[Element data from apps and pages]

• • • • •

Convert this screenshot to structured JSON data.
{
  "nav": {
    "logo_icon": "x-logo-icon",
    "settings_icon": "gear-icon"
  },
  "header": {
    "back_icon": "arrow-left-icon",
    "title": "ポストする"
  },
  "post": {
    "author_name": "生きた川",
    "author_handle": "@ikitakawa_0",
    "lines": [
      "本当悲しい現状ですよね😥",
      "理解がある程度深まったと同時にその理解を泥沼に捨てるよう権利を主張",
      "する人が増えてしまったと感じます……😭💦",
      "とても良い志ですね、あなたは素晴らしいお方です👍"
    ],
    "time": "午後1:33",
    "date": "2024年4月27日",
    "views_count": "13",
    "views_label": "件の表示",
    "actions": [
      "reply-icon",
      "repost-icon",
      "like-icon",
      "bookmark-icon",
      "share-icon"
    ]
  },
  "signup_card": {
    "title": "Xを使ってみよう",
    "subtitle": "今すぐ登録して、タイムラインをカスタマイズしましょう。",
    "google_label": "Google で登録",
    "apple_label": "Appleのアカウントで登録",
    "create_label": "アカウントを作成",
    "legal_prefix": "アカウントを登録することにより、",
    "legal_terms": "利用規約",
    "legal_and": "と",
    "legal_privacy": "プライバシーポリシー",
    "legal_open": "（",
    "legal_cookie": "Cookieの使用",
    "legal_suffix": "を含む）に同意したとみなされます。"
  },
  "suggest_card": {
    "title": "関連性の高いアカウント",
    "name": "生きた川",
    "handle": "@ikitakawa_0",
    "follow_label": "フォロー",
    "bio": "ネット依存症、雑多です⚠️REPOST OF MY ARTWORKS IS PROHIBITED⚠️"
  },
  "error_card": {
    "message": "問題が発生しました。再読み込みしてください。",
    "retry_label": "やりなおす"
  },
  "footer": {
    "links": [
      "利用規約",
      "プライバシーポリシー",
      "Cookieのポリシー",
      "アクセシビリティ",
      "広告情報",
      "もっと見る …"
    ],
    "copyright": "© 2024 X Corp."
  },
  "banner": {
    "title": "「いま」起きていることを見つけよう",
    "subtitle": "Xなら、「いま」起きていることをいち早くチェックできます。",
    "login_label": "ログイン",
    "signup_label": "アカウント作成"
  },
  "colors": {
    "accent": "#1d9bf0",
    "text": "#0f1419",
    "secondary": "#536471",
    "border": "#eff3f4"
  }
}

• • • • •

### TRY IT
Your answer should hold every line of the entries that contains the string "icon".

### ANSWER SPACE
    "logo_icon": "x-logo-icon",
    "settings_icon": "gear-icon"
    "back_icon": "arrow-left-icon",
      "reply-icon",
      "repost-icon",
      "like-icon",
      "bookmark-icon",
      "share-icon"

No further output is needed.